• [Required action]
From the entries below, copy each line in which the word "created" occurs.

Available records Block Start

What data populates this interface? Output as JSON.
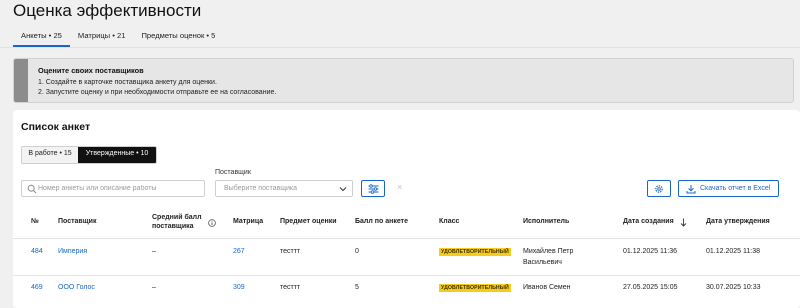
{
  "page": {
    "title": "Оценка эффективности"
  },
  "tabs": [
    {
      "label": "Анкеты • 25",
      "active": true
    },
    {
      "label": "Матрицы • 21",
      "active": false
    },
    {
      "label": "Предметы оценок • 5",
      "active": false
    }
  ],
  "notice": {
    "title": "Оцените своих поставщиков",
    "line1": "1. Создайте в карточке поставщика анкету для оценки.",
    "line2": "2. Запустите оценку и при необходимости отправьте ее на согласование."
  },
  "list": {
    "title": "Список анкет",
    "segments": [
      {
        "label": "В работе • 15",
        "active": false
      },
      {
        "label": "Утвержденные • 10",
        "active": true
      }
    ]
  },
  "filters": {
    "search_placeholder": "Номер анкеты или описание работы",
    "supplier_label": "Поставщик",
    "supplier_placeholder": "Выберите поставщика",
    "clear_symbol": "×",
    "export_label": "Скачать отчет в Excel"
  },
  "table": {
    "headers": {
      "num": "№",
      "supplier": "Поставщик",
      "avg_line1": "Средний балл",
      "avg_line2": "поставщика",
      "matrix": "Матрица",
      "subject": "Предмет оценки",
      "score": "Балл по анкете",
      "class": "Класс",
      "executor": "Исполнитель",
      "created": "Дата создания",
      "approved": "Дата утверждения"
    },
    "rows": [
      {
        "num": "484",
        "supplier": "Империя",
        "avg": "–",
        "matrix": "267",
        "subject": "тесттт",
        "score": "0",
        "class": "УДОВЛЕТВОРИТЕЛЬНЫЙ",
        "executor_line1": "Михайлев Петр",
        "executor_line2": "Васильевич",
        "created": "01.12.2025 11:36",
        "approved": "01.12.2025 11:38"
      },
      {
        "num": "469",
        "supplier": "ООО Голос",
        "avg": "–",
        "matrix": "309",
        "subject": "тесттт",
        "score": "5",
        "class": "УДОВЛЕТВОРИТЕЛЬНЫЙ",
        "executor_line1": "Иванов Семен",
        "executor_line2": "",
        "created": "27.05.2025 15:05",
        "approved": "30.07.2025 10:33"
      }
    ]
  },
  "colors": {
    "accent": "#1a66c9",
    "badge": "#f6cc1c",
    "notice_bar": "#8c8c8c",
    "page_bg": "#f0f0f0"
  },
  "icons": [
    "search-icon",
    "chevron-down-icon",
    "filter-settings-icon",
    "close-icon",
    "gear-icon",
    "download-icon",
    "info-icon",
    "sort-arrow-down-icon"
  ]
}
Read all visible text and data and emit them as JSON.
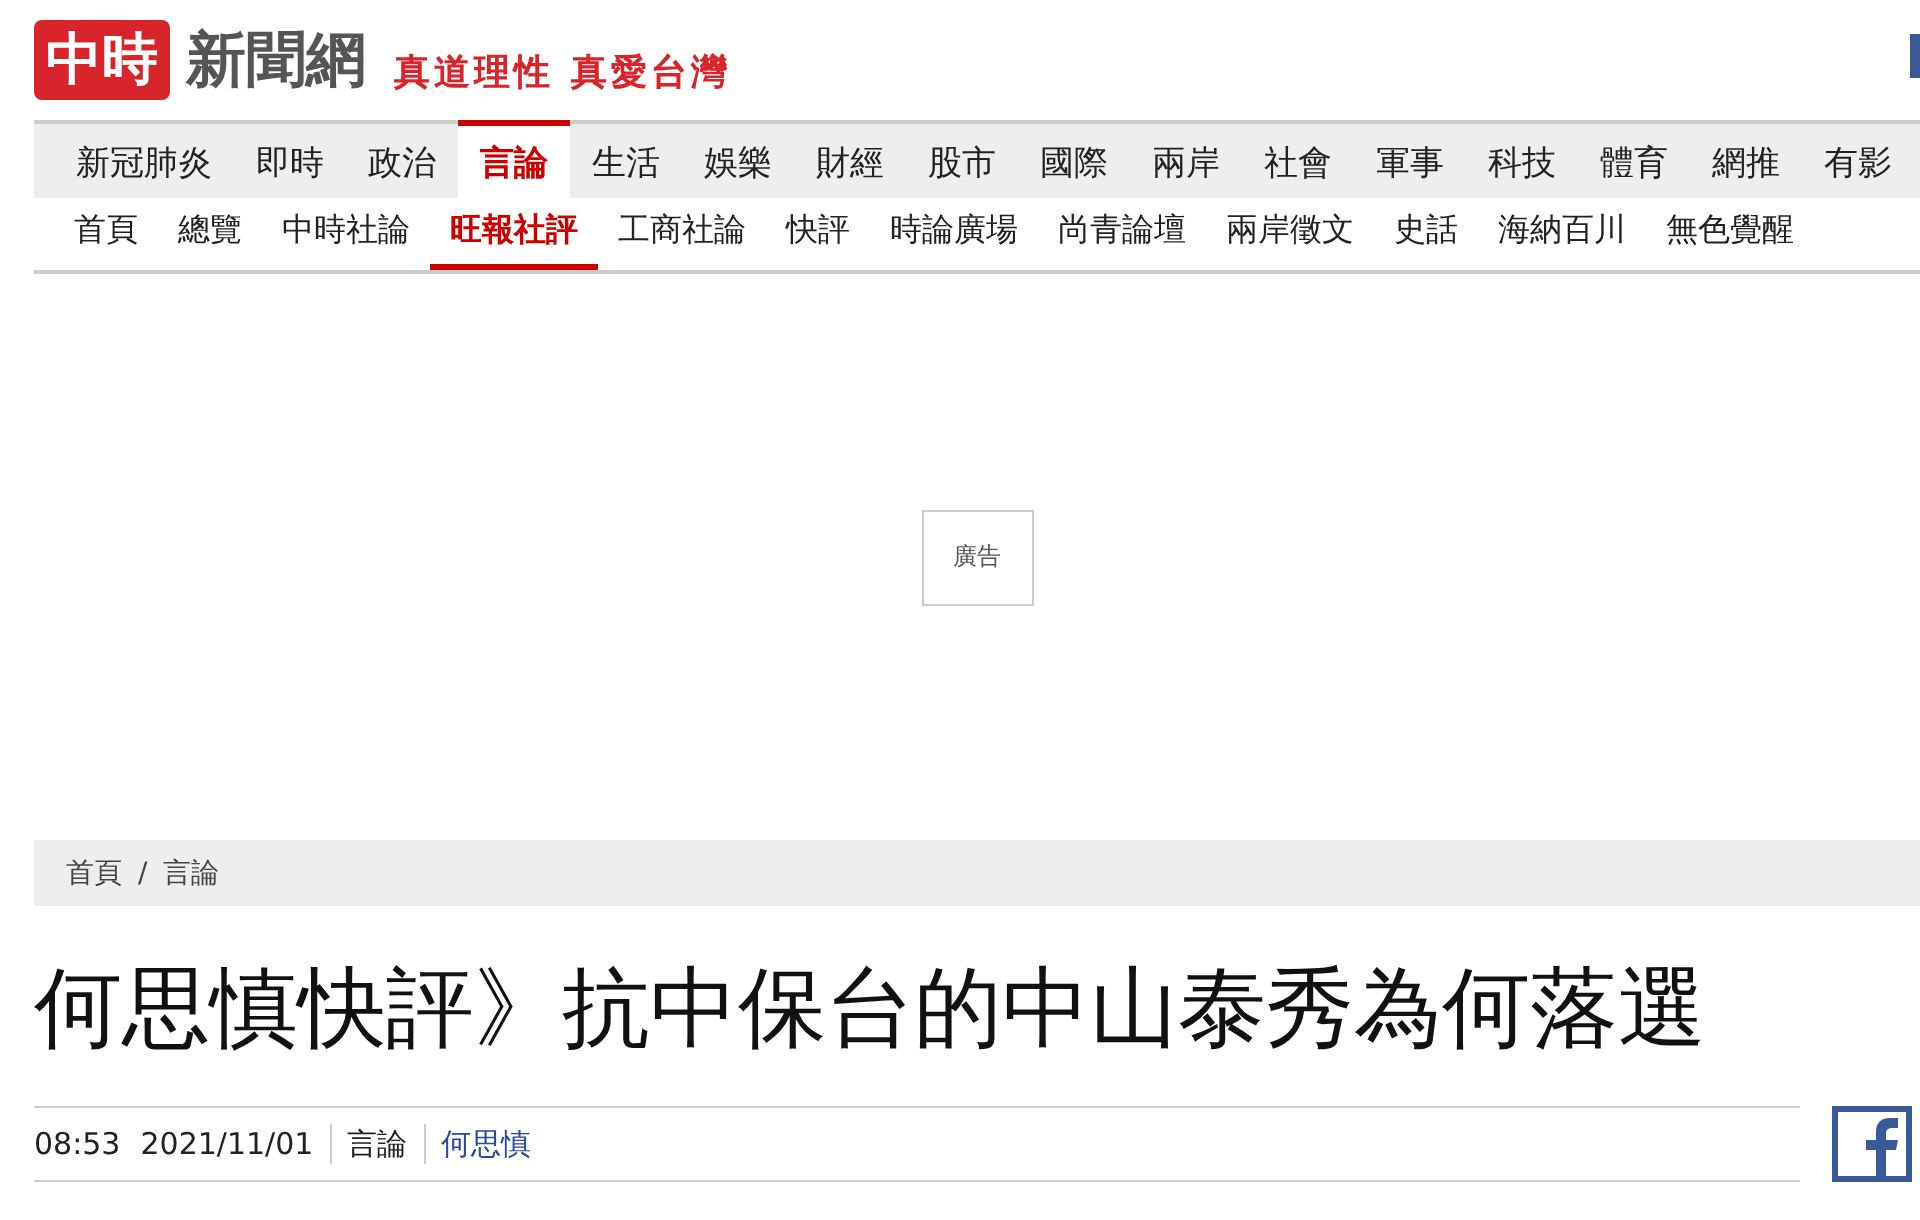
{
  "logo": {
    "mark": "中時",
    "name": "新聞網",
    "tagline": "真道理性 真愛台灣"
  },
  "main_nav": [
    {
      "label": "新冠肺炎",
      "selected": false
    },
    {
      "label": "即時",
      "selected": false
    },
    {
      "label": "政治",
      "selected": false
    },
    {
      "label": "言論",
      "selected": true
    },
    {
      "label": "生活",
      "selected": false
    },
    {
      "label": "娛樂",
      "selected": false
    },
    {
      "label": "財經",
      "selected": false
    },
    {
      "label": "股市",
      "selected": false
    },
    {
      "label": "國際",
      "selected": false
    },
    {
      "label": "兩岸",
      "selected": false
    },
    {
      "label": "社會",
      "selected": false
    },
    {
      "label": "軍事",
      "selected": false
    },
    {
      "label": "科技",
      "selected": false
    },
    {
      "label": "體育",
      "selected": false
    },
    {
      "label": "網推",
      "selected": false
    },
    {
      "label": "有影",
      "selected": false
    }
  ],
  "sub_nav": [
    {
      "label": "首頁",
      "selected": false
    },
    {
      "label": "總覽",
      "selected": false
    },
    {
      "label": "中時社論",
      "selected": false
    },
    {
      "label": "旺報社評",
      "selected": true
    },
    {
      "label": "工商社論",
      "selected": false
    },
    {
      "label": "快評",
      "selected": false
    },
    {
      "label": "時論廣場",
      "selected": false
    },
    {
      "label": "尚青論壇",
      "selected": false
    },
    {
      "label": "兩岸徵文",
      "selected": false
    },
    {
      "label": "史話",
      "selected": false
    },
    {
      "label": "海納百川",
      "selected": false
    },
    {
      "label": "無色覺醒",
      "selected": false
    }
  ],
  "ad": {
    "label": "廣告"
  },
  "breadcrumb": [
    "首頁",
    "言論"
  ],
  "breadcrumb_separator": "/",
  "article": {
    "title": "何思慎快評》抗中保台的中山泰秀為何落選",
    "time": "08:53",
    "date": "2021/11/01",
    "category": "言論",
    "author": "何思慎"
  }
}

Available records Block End
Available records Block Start

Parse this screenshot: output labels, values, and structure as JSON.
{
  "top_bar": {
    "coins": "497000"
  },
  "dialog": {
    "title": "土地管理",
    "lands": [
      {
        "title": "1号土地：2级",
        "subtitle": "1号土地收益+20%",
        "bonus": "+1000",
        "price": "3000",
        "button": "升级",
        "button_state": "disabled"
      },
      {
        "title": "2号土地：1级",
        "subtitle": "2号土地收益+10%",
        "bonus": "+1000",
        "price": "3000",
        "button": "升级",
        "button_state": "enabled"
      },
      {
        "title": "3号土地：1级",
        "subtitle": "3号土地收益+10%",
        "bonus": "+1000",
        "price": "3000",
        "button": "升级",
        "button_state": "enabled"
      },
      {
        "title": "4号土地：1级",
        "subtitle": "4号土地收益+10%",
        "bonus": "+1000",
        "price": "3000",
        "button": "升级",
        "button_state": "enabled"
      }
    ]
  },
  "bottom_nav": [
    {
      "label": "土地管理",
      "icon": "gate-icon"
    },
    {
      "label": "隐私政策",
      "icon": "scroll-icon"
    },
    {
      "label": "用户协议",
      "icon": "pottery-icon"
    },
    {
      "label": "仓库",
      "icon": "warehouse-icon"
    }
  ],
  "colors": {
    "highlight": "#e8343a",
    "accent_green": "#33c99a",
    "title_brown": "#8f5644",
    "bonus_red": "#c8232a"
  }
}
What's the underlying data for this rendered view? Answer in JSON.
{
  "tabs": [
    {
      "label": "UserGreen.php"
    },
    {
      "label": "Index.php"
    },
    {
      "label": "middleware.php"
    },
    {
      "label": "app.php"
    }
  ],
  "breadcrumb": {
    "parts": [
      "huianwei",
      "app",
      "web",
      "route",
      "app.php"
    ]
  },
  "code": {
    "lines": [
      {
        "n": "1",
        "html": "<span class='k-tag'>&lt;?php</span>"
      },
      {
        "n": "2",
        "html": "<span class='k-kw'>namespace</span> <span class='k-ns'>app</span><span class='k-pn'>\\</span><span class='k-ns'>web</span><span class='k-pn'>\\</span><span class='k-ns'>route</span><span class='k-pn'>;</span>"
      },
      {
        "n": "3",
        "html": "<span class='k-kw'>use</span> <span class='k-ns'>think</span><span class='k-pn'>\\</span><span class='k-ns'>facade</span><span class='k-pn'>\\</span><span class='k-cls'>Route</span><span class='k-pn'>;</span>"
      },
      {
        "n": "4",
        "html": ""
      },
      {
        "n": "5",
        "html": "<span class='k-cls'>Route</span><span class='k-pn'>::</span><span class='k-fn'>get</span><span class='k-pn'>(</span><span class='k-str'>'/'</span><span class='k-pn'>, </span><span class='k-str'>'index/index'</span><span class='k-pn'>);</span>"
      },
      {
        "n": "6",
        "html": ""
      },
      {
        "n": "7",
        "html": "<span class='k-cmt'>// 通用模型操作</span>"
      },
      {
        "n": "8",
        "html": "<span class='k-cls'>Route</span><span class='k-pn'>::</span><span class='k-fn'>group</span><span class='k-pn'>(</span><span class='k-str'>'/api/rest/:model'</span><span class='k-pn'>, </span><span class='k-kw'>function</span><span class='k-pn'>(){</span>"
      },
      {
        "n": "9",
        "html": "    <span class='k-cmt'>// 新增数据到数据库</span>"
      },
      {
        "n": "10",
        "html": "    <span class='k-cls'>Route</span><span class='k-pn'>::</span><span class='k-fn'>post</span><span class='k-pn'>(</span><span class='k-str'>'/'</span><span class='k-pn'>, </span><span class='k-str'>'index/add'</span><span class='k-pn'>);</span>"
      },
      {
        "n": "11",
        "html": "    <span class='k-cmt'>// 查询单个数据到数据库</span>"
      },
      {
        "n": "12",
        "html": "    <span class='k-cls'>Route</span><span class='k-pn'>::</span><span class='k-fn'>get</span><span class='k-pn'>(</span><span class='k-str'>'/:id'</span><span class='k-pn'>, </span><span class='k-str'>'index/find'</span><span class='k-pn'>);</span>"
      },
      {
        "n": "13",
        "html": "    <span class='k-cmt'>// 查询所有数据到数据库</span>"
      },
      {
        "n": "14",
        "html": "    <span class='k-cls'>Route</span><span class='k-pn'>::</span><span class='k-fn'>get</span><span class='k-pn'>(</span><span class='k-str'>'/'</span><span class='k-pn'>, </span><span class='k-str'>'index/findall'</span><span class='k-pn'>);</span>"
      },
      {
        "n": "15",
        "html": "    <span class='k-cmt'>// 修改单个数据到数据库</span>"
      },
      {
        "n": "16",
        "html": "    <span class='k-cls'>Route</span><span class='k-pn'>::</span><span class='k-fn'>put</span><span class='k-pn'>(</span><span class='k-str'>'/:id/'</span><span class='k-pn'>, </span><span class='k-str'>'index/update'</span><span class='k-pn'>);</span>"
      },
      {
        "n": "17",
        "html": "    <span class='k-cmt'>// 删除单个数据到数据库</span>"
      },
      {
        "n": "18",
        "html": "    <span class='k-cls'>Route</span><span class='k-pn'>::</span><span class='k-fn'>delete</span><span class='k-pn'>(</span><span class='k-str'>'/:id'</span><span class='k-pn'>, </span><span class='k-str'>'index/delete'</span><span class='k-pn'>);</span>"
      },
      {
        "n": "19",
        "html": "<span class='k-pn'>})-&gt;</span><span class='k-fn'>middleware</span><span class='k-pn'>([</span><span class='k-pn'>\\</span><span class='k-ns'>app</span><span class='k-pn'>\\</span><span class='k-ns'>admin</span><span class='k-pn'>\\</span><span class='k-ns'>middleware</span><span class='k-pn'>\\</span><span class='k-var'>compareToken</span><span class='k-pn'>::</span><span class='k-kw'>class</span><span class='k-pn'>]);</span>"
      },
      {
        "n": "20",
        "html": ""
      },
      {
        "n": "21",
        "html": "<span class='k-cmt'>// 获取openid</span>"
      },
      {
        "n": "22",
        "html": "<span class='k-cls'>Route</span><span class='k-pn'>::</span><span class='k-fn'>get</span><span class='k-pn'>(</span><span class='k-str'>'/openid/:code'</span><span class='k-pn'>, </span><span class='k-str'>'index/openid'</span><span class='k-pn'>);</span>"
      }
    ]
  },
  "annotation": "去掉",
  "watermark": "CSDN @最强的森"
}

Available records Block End

• [Your response]
      "created": "Дата создания",
        "created": "01.12.2025 11:36",
        "created": "27.05.2025 15:05",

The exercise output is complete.